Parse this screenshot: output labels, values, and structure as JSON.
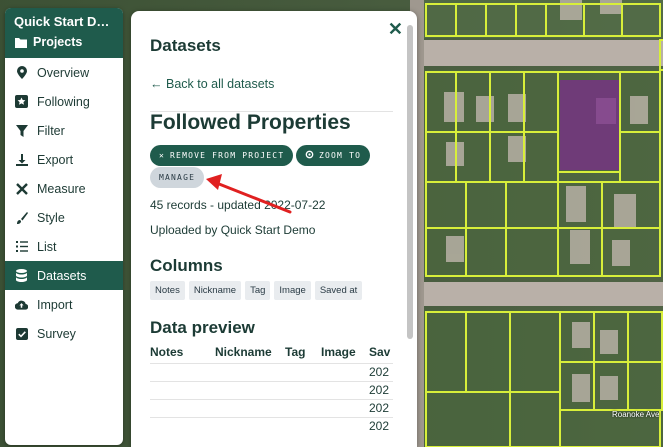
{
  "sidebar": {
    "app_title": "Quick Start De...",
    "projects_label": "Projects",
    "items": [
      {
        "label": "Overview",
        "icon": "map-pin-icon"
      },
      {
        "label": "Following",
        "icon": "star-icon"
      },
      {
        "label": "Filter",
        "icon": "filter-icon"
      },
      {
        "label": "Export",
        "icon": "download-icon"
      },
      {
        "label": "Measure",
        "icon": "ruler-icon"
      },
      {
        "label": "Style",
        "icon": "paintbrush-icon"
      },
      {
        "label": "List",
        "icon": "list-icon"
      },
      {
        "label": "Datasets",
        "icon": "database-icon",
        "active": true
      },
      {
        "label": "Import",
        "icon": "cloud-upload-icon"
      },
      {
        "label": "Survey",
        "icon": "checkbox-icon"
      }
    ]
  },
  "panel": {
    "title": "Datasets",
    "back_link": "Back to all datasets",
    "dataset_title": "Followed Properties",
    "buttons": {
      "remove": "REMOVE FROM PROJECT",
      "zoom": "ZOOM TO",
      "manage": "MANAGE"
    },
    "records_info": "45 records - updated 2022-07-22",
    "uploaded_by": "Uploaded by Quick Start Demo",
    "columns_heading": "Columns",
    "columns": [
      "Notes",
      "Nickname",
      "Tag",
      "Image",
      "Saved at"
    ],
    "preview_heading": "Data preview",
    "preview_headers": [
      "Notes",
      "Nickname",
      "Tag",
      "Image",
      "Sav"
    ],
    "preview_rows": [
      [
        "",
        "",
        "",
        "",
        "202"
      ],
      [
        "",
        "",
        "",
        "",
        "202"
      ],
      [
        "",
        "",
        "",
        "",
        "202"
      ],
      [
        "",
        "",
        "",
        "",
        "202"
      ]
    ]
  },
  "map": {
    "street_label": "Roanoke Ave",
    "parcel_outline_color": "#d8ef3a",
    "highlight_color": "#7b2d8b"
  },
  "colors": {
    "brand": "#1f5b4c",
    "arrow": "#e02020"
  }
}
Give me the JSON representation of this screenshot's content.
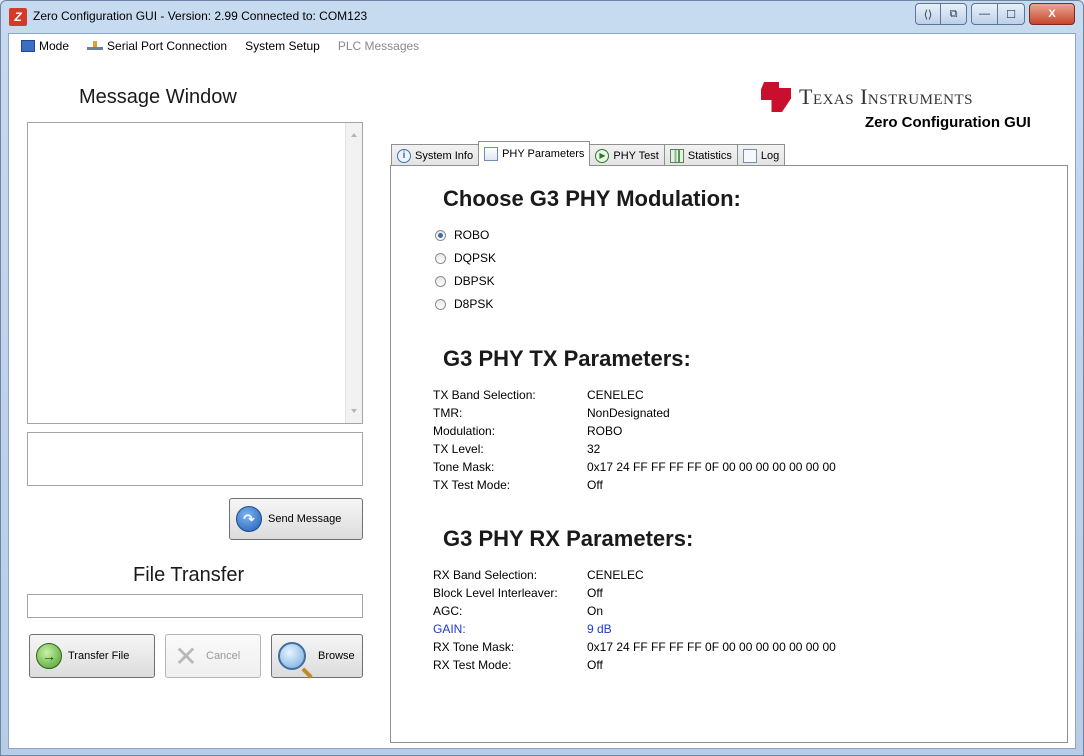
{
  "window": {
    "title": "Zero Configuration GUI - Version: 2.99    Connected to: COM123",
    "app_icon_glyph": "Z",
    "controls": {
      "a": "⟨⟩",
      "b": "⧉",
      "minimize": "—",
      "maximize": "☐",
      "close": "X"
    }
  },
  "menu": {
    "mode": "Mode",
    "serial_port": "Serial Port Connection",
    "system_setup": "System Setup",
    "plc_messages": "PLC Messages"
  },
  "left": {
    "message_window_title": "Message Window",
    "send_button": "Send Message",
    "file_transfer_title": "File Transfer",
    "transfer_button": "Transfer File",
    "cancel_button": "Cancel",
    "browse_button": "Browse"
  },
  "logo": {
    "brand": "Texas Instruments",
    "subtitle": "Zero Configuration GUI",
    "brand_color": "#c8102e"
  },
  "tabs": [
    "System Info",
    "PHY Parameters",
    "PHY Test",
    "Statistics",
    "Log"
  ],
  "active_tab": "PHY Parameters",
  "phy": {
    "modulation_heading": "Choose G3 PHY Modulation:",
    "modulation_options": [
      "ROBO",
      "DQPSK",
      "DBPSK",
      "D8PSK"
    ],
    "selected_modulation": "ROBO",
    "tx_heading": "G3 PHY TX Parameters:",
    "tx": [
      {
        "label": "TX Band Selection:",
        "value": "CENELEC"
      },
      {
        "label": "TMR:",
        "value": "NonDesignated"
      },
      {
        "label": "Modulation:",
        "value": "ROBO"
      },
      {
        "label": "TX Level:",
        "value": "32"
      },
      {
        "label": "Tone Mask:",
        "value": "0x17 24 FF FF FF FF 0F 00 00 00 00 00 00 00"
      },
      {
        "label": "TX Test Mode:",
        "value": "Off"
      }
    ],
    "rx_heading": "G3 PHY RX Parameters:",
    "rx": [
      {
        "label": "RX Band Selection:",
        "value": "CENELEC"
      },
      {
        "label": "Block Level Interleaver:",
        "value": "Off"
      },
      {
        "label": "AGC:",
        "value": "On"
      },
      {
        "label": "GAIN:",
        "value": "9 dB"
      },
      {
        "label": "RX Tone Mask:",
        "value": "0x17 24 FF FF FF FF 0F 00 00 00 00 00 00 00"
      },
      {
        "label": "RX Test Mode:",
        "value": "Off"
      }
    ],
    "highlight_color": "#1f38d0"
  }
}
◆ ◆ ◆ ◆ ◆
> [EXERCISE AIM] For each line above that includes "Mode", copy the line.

> [RESPONSE TO THE EXERCISE]
    "mode": "Mode",
        "label": "TX Test Mode:",
        "label": "RX Test Mode:",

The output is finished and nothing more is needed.